Finland is famous for saunas. I didn’t know this until I traveled to Finland, but apparently saunas are very important in Finnish traditional culture. Perhaps it is similar to Japan’s relationship with onsen?
During my time in Finland, I sometimes used Uber (a ‘taxi’ type service). The driver told me that 1 of every 3 households in Finland have their own private sauna. Because of this, public saunas are less popular and going out of business.
Luckily, I was able to go to a public sauna in Helsinki. The sauna was called Kotiharjun Sauna and is located a couple stops from Helsinki central station if you take the subway. It was very fun and interesting.
The building felt very old. The sauna felt very old. Walking into the building, It felt like I traveled back in time to the 1950’s. You enter the building into a small room with a front desk. A door on the right leads to the men’s changing room and sauna. Women climb the steep and narrow stairs on the left to go to the women’s changing room and sauna upstairs.
I entered the changing room. The room was dimly lit and the colors of the room were dark grays and browns. The lockers, tables and benches were made of dark stained wood.
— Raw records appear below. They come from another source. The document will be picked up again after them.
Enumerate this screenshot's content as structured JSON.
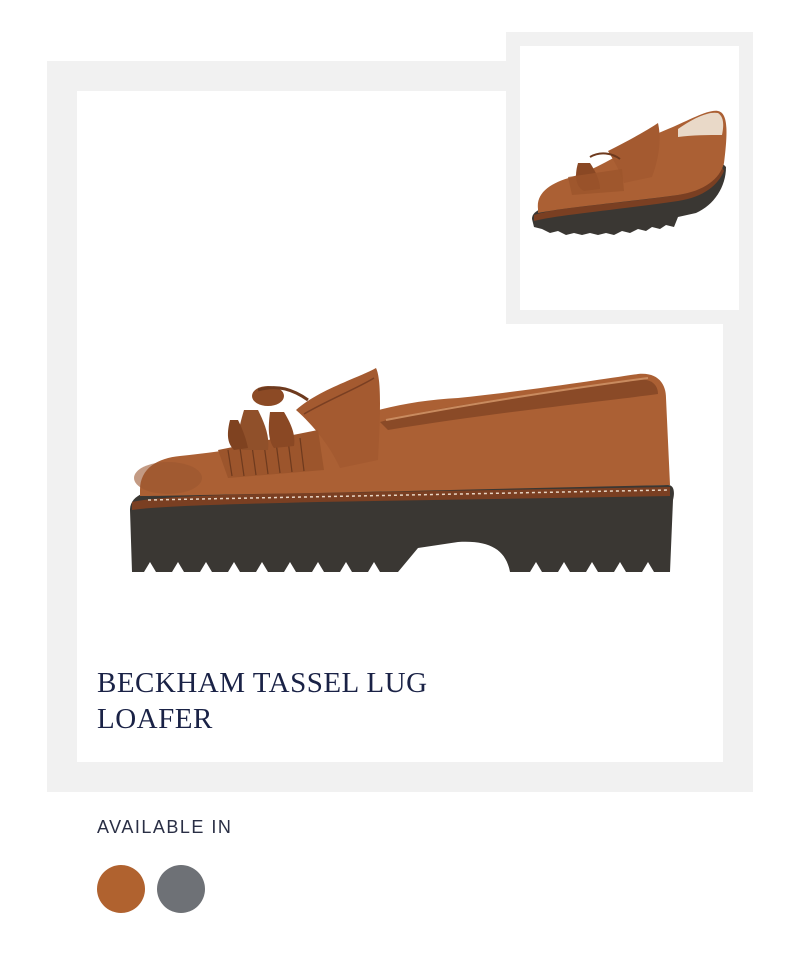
{
  "product": {
    "name": "BECKHAM TASSEL LUG LOAFER"
  },
  "availability": {
    "label": "AVAILABLE IN",
    "swatches": [
      {
        "color": "#b0622f"
      },
      {
        "color": "#6e7176"
      }
    ]
  },
  "images": {
    "main": "loafer-side-view",
    "thumbnail": "loafer-angle-view"
  }
}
Real wood, not the cheap particleboard used in most new buildings. There were cans of beer and Finnish ‘long drinks’ everywhere. Everyone was walking around naked and barefoot. I’m used to being naked after going to Japanese onsens many times, however it was very different when all the other men are tall, large, and hairy!
There was a shower, but not very comfortable. The walls were covered with stainless steel, the floor was brown tile, and the atmosphere of the room felt cold and uninviting. The room was almost empty and had only a few showerheads high on the wall. Usually, when I visit Japanese onsen, the showers are very nice. They have a very warm atmosphere and provide chairs, buckets, soap and shampoo. But this Finnish shower room was very different.
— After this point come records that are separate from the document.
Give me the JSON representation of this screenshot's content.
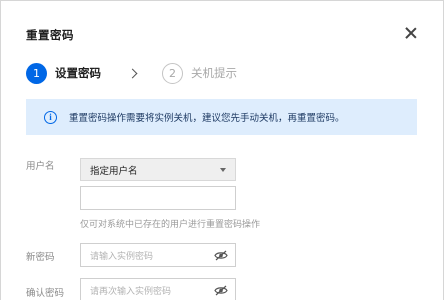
{
  "dialog": {
    "title": "重置密码"
  },
  "steps": [
    {
      "number": "1",
      "label": "设置密码",
      "state": "active"
    },
    {
      "number": "2",
      "label": "关机提示",
      "state": "inactive"
    }
  ],
  "notice": {
    "text": "重置密码操作需要将实例关机，建议您先手动关机，再重置密码。",
    "icon": "info-icon"
  },
  "form": {
    "username_label": "用户名",
    "username_select_value": "指定用户名",
    "username_input_value": "",
    "username_hint": "仅可对系统中已存在的用户进行重置密码操作",
    "new_password_label": "新密码",
    "new_password_placeholder": "请输入实例密码",
    "confirm_password_label": "确认密码",
    "confirm_password_placeholder": "请再次输入实例密码"
  },
  "colors": {
    "accent": "#0067e6",
    "notice_bg": "#deedfd"
  }
}
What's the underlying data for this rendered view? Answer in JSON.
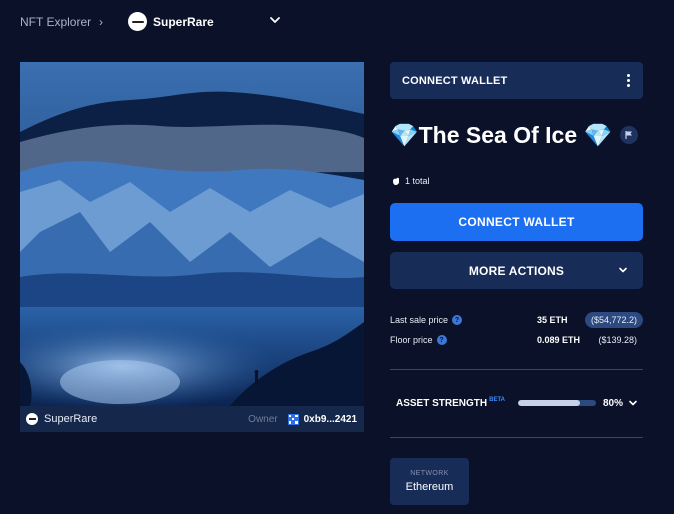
{
  "breadcrumb": {
    "root": "NFT Explorer",
    "separator": "›",
    "collection": "SuperRare"
  },
  "artwork": {
    "platform": "SuperRare",
    "owner_label": "Owner",
    "owner_address": "0xb9...2421"
  },
  "actions": {
    "wallet_bar_label": "CONNECT WALLET",
    "connect_button": "CONNECT WALLET",
    "more_actions": "MORE ACTIONS"
  },
  "asset": {
    "title": "💎The Sea Of Ice 💎",
    "total": "1 total"
  },
  "prices": {
    "last_sale_label": "Last sale price",
    "last_sale_eth": "35 ETH",
    "last_sale_usd": "($54,772.2)",
    "floor_label": "Floor price",
    "floor_eth": "0.089 ETH",
    "floor_usd": "($139.28)"
  },
  "strength": {
    "label": "ASSET STRENGTH",
    "badge": "BETA",
    "percent_text": "80%",
    "value": 0.8
  },
  "network": {
    "label": "NETWORK",
    "value": "Ethereum"
  },
  "colors": {
    "background": "#0a1128",
    "panel": "#172c57",
    "primary": "#1d6ff2"
  }
}
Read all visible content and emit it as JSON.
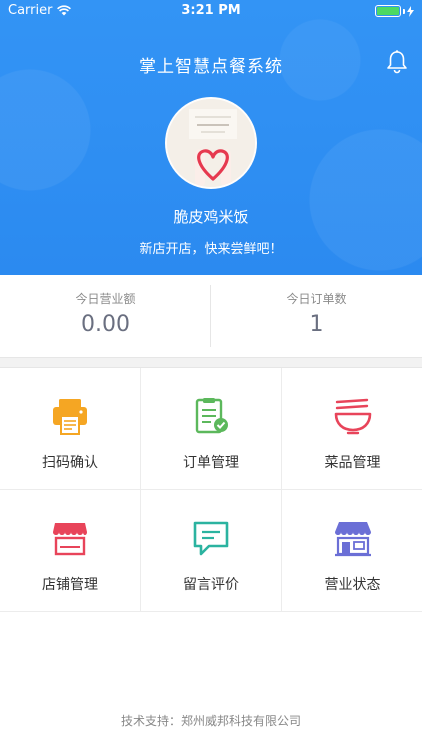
{
  "status_bar": {
    "carrier": "Carrier",
    "time": "3:21 PM"
  },
  "header": {
    "title": "掌上智慧点餐系统",
    "bell_icon": "bell-icon"
  },
  "store": {
    "name": "脆皮鸡米饭",
    "slogan": "新店开店，快来尝鲜吧！"
  },
  "stats": [
    {
      "label": "今日营业额",
      "value": "0.00"
    },
    {
      "label": "今日订单数",
      "value": "1"
    }
  ],
  "menu": [
    {
      "label": "扫码确认",
      "icon": "printer-icon"
    },
    {
      "label": "订单管理",
      "icon": "order-checklist-icon"
    },
    {
      "label": "菜品管理",
      "icon": "noodle-bowl-icon"
    },
    {
      "label": "店铺管理",
      "icon": "storefront-icon"
    },
    {
      "label": "留言评价",
      "icon": "comment-icon"
    },
    {
      "label": "营业状态",
      "icon": "shop-status-icon"
    }
  ],
  "footer": {
    "text": "技术支持：郑州威邦科技有限公司"
  },
  "colors": {
    "header_bg": "#2f8ff3",
    "orange": "#f5a623",
    "green": "#5cb85c",
    "red": "#e8445a",
    "teal": "#2bb3a0",
    "purple": "#6b6fd6"
  }
}
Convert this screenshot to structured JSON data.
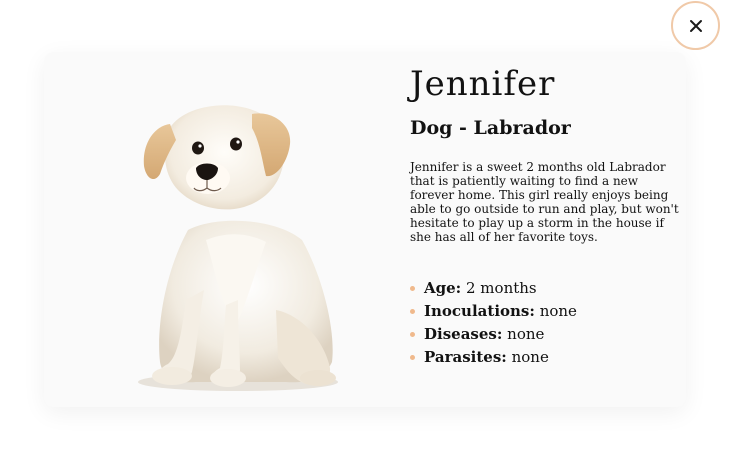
{
  "pet": {
    "name": "Jennifer",
    "breed": "Dog - Labrador",
    "description": "Jennifer is a sweet 2 months old Labrador that is patiently waiting to find a new forever home. This girl really enjoys being able to go outside to run and play, but won't hesitate to play up a storm in the house if she has all of her favorite toys.",
    "photo_alt": "Cream labrador puppy sitting",
    "facts": [
      {
        "label": "Age:",
        "value": "2 months"
      },
      {
        "label": "Inoculations:",
        "value": "none"
      },
      {
        "label": "Diseases:",
        "value": "none"
      },
      {
        "label": "Parasites:",
        "value": "none"
      }
    ]
  },
  "close_button": {
    "icon": "close-icon"
  },
  "colors": {
    "accent": "#f0b98c",
    "close_border": "#f0c9a8",
    "card_background": "#fafafa",
    "text": "#121212"
  }
}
I don’t know the customs for a Finnish sauna, so I looked around awkwardly trying to figure out what to do. Do I take a shower? There is no soap in here… should I get some soap from my bag? Or should I just enter the sauna? Do I bring my towel or not? Unfortunately, there was nobody I could follow. I decided to just wash off and leave my towel on the big towel rack and enter the sauna!
The sauna was warm (of course!), but it was not hot. I expected hot. Then, I climbed to the top row of seats where all the other guys were sitting. It was much hotter up there… Very hot! I’m not really good at saunas (I never even use the sauna at Japanese hot springs). I would have preferred the lower seat, but all of the Finnish guys were on the top row. I climbed up and sat on the top row. I sat in the sauna for a long time (it felt like a long time, but actually it was probably only 5 minutes or so). It was getting really hot. I was sweating everywhere. It was difficult to breath because the air was so hot. I felt like my throat was burning with every breath I took. But, there were still many guys who came in before me. Surely, I should stay longer than them! I waited a few more minutes before giving up and escaping the sauna.
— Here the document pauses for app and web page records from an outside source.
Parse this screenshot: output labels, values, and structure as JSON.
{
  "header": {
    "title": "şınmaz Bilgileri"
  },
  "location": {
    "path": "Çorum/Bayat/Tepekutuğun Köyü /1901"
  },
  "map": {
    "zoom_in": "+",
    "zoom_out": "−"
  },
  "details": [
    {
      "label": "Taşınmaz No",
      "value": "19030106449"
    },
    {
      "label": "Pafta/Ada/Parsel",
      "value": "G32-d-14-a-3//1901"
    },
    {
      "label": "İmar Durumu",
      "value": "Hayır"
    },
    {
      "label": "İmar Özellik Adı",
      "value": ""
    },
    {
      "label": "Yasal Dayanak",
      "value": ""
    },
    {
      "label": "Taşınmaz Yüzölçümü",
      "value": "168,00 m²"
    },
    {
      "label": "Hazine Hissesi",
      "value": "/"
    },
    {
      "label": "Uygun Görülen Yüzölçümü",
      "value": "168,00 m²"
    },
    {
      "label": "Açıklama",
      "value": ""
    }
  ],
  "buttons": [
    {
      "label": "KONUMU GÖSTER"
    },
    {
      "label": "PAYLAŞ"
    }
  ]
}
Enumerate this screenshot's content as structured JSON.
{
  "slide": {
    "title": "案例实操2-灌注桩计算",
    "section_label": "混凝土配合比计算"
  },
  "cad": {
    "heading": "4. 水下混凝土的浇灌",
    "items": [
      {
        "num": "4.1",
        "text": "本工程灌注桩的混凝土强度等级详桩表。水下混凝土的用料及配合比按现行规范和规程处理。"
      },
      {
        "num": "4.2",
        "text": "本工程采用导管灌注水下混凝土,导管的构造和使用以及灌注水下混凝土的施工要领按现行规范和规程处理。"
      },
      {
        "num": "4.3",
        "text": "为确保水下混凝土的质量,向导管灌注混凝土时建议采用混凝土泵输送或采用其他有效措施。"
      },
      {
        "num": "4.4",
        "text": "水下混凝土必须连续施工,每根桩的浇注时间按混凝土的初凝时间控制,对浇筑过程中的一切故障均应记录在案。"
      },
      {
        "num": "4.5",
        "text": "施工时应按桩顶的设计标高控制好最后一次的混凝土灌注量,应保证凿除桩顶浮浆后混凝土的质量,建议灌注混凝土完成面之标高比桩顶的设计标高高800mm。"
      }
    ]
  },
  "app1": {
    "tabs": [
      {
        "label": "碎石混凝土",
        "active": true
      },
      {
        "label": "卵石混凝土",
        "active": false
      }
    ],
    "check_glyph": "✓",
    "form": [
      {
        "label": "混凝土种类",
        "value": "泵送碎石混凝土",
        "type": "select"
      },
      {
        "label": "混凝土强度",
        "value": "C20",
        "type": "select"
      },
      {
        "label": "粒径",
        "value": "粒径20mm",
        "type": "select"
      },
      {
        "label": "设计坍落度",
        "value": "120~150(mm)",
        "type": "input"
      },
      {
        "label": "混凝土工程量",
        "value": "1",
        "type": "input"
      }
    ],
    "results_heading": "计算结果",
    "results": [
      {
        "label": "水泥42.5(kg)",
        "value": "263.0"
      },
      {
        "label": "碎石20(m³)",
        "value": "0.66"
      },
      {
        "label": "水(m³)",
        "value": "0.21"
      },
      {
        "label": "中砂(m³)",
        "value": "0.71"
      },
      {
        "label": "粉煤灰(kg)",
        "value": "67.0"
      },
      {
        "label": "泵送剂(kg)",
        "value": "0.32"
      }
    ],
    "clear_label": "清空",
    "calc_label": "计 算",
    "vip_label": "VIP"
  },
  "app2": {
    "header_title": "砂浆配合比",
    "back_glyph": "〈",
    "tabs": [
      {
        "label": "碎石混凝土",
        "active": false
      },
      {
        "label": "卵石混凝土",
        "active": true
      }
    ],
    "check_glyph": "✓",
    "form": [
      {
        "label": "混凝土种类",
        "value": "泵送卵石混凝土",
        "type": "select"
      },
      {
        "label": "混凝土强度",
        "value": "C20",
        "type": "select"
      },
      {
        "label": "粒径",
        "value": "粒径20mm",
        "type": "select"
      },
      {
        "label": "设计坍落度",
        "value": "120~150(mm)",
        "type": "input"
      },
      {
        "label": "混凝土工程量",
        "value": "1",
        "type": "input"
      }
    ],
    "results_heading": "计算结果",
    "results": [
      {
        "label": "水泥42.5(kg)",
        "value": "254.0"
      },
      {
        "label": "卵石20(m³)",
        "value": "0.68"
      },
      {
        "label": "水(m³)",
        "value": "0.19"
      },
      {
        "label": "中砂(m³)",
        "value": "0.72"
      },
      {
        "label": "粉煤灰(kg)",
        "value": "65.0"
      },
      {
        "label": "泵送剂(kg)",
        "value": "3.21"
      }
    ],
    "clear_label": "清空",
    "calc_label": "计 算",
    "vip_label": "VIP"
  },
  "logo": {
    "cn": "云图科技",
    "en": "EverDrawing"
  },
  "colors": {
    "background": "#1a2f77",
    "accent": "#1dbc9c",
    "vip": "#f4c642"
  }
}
The most interesting part of the sauna came next. After getting hot in the sauna, everyone went outside to cool off in front of the building. Wearing nothing but towels, both guys and girls sat and talked in a big group on the front lawn. Nobody seemed embarrassed at all. Some guys even sat too relaxed, showing more than I wanted to see. The sauna is still in the middle of the city and there were many people walking by. Nobody seemed to notice or care that there was a large group of almost naked people sitting nearby.
After I rested outside, I went back inside and used the sauna one more time. Many people can stay in the sauna all day, but I was done. I finished up, changed and rode the subway back home feeling warm and relaxed. I feel very lucky I could experience the true Finnish public sauna before they all disappear. If you ever visit Finland I recommend the sauna!